**WHAT THE TASK ASKS**:
Print out every record below, exactly as written.

******************************

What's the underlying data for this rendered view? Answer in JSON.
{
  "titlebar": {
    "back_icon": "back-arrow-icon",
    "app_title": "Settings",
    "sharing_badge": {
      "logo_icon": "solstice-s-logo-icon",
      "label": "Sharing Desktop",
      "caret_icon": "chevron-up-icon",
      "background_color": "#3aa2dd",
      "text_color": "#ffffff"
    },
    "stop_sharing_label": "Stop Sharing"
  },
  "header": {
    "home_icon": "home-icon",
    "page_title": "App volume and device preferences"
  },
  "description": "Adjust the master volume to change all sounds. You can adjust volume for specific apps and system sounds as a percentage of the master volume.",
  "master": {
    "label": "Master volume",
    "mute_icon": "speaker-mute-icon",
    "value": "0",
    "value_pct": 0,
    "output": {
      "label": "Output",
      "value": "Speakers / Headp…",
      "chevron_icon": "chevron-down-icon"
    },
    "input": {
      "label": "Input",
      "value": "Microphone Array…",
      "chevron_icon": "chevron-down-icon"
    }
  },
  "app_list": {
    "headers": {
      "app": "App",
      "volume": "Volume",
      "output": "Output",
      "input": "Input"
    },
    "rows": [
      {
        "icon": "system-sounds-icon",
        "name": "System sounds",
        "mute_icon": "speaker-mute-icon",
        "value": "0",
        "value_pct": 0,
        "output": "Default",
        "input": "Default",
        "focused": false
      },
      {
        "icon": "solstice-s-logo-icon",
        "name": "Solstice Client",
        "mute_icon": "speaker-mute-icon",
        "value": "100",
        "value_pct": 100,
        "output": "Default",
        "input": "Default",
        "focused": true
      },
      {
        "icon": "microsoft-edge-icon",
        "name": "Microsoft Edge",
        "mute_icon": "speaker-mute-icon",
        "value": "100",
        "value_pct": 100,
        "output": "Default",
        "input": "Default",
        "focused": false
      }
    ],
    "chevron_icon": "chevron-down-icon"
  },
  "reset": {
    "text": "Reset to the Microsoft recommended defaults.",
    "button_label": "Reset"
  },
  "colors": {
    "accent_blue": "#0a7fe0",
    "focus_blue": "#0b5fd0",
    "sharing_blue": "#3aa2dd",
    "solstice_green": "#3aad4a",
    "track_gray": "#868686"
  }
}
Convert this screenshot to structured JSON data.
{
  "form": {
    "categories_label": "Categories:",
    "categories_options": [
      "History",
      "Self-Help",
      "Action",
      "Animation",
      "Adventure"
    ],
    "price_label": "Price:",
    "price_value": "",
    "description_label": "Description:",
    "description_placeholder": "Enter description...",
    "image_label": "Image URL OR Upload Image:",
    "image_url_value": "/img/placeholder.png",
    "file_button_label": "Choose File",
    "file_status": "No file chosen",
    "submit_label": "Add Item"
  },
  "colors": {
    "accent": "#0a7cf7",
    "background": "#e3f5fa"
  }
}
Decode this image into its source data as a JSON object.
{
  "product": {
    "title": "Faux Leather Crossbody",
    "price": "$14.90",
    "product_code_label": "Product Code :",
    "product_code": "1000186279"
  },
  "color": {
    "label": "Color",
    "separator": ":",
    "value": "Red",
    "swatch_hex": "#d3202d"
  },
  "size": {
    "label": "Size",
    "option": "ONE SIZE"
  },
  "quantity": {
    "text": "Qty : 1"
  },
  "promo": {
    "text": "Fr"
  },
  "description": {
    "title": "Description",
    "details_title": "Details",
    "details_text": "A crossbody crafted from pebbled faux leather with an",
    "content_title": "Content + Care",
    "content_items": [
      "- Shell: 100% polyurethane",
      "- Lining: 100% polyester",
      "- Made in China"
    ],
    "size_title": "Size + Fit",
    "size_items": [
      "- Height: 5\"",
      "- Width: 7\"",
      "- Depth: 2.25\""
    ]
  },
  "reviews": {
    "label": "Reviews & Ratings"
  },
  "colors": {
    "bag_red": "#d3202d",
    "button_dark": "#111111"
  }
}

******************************

**EXERCISE RESPONSE**:
What's the underlying data for this rendered view? Answer in JSON.
{
  "titlebar": {
    "back_icon": "back-arrow-icon",
    "app_title": "Settings",
    "sharing_badge": {
      "logo_icon": "solstice-s-logo-icon",
      "label": "Sharing Desktop",
      "caret_icon": "chevron-up-icon",
      "background_color": "#3aa2dd",
      "text_color": "#ffffff"
    },
    "stop_sharing_label": "Stop Sharing"
  },
  "header": {
    "home_icon": "home-icon",
    "page_title": "App volume and device preferences"
  },
  "description": "Adjust the master volume to change all sounds. You can adjust volume for specific apps and system sounds as a percentage of the master volume.",
  "master": {
    "label": "Master volume",
    "mute_icon": "speaker-mute-icon",
    "value": "0",
    "value_pct": 0,
    "output": {
      "label": "Output",
      "value": "Speakers / Headp…",
      "chevron_icon": "chevron-down-icon"
    },
    "input": {
      "label": "Input",
      "value": "Microphone Array…",
      "chevron_icon": "chevron-down-icon"
    }
  },
  "app_list": {
    "headers": {
      "app": "App",
      "volume": "Volume",
      "output": "Output",
      "input": "Input"
    },
    "rows": [
      {
        "icon": "system-sounds-icon",
        "name": "System sounds",
        "mute_icon": "speaker-mute-icon",
        "value": "0",
        "value_pct": 0,
        "output": "Default",
        "input": "Default",
        "focused": false
      },
      {
        "icon": "solstice-s-logo-icon",
        "name": "Solstice Client",
        "mute_icon": "speaker-mute-icon",
        "value": "100",
        "value_pct": 100,
        "output": "Default",
        "input": "Default",
        "focused": true
      },
      {
        "icon": "microsoft-edge-icon",
        "name": "Microsoft Edge",
        "mute_icon": "speaker-mute-icon",
        "value": "100",
        "value_pct": 100,
        "output": "Default",
        "input": "Default",
        "focused": false
      }
    ],
    "chevron_icon": "chevron-down-icon"
  },
  "reset": {
    "text": "Reset to the Microsoft recommended defaults.",
    "button_label": "Reset"
  },
  "colors": {
    "accent_blue": "#0a7fe0",
    "focus_blue": "#0b5fd0",
    "sharing_blue": "#3aa2dd",
    "solstice_green": "#3aad4a",
    "track_gray": "#868686"
  }
}
Convert this screenshot to structured JSON data.
{
  "form": {
    "categories_label": "Categories:",
    "categories_options": [
      "History",
      "Self-Help",
      "Action",
      "Animation",
      "Adventure"
    ],
    "price_label": "Price:",
    "price_value": "",
    "description_label": "Description:",
    "description_placeholder": "Enter description...",
    "image_label": "Image URL OR Upload Image:",
    "image_url_value": "/img/placeholder.png",
    "file_button_label": "Choose File",
    "file_status": "No file chosen",
    "submit_label": "Add Item"
  },
  "colors": {
    "accent": "#0a7cf7",
    "background": "#e3f5fa"
  }
}
Decode this image into its source data as a JSON object.
{
  "product": {
    "title": "Faux Leather Crossbody",
    "price": "$14.90",
    "product_code_label": "Product Code :",
    "product_code": "1000186279"
  },
  "color": {
    "label": "Color",
    "separator": ":",
    "value": "Red",
    "swatch_hex": "#d3202d"
  },
  "size": {
    "label": "Size",
    "option": "ONE SIZE"
  },
  "quantity": {
    "text": "Qty : 1"
  },
  "promo": {
    "text": "Fr"
  },
  "description": {
    "title": "Description",
    "details_title": "Details",
    "details_text": "A crossbody crafted from pebbled faux leather with an",
    "content_title": "Content + Care",
    "content_items": [
      "- Shell: 100% polyurethane",
      "- Lining: 100% polyester",
      "- Made in China"
    ],
    "size_title": "Size + Fit",
    "size_items": [
      "- Height: 5\"",
      "- Width: 7\"",
      "- Depth: 2.25\""
    ]
  },
  "reviews": {
    "label": "Reviews & Ratings"
  },
  "colors": {
    "bag_red": "#d3202d",
    "button_dark": "#111111"
  }
}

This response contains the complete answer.